EWASS 2014 : European Week of Astronomy and Space Science
30 June – 4 July 2014, Geneva, Switzerland
Special Session Sp4 4 July 2014

Cluster lensing and distant sources

Aims and scope

Since the discovery of the first giant arcs and the weak shear signals, gravitational lensing has produced important progress in cosmology and the physics of galaxies. This effect allows us to measure the dark matter content of lensing systems acting as lenses free of assumptions regarding their dynamical state, and has also consistently provided record breaking high redshift galaxies. Massive galaxy clusters, in particular, are ideal `natural telescopes', as they generate high magnification factors over a large field-of view. The importance of lensing clusters appears clearly in recent ambitious programs implemented with the Hubble Space Telescope (in particular the CLASH multi-cycle Treasury project), and with the recent selection of the ~800 orbit "Hubble Frontier Fields'' Director's initiative: where 4 (and up to 6) massive clusters will be observed at UDF depth with Hubble. We expect to build from these new observations unrivalled datasets of highly-magnified objects, leading to many follow-up observations (multi-wavelength studies, IFU and high resolution spectroscopy). The future is even more promising for lensing clusters, as we expect to discover thousands of them with the EUCLID mission, and the high resolution from the future James Webb Space Telescope (JWST) will give us unique deep and multi-colour data.

In parallel, many developments have been made in the construction of accurate mass models reproducing the lensing effects. Both parametric and non-parametric approaches have been improved in detail and scope prompted by the increasing improvements in data quality. Modelings has also allowed for a better understanding of the accuracy of corrections for source magnification and reconstruction.

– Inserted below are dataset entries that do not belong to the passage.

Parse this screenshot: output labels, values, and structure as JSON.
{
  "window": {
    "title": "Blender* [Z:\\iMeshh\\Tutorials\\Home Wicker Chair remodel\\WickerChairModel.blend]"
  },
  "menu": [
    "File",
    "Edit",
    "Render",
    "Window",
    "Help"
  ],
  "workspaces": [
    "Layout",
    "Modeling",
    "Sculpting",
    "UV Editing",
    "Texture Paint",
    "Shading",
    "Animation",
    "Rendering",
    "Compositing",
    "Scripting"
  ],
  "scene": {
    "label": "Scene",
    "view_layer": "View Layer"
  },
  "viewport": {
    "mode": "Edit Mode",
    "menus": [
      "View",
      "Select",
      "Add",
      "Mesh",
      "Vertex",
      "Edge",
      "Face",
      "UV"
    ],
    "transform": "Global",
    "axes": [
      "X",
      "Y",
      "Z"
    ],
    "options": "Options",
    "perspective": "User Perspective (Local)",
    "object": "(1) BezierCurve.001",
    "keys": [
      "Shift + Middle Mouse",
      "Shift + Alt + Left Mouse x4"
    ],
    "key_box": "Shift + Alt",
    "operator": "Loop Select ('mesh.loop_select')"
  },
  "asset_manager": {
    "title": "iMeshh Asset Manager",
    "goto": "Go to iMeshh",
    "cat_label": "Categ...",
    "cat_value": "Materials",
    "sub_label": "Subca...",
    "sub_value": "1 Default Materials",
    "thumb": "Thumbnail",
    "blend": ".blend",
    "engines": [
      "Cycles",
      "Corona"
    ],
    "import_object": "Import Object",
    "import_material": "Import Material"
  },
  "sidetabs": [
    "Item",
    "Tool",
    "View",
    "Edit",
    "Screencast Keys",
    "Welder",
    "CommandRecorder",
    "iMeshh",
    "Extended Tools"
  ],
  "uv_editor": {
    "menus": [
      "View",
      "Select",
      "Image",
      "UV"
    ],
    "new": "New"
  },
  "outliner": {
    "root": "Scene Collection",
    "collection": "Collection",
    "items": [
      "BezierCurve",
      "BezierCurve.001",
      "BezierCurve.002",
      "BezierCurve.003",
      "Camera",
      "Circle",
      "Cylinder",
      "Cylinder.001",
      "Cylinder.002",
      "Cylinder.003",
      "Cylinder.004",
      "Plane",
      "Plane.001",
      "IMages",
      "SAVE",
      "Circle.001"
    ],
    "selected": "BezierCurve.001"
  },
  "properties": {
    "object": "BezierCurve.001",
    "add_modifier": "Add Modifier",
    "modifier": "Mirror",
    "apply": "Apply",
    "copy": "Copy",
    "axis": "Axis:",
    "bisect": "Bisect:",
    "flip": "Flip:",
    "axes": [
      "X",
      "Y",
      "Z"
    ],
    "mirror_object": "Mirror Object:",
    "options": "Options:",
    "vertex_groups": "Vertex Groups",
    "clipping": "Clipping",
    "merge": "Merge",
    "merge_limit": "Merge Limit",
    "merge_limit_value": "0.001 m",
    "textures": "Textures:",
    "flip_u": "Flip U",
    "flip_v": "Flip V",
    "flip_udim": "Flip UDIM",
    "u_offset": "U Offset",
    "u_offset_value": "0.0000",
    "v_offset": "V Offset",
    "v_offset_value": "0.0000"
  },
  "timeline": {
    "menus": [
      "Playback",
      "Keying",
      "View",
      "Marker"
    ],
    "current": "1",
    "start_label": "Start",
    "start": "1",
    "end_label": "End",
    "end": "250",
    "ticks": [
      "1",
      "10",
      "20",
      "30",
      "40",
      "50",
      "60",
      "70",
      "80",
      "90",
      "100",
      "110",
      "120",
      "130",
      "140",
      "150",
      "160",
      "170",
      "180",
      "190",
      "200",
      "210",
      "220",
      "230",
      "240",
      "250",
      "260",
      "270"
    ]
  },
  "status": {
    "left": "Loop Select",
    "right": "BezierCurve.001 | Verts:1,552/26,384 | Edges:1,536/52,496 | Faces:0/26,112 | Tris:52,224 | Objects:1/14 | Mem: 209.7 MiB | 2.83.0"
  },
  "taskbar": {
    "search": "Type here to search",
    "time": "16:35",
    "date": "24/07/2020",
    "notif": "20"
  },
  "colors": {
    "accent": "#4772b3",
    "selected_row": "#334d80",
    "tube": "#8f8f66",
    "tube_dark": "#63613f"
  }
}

Important effects, such as the amount and distribution of substructure, the magnification bias and the line-of-sight projection of the lensing mass, are also better understood via the use of numerical simulations, and can be taken into account.


  • Galaxy Clusters and their mass distribution
  • Lensing modelling techniques
  • Lensed sources at high redshift
  • Lensed sources at long wavelengths
  • Analysis and follow-up studies of the Frontier Fields

>> See the full programme of Sp4 Talks / Posters

Scientific organizers
Richard Ellis, Jens Hjorth, Jean-Paul Kneib, Marc Postman, Johan Richard, Ian Smail

Jean-Paul Kneib (jean-paul.kneib @ epfl.ch) and Johan Richard (johan.richard @ univ-lyon1.fr)

Updated on Tue Jan 14 21:04:07 CET 2014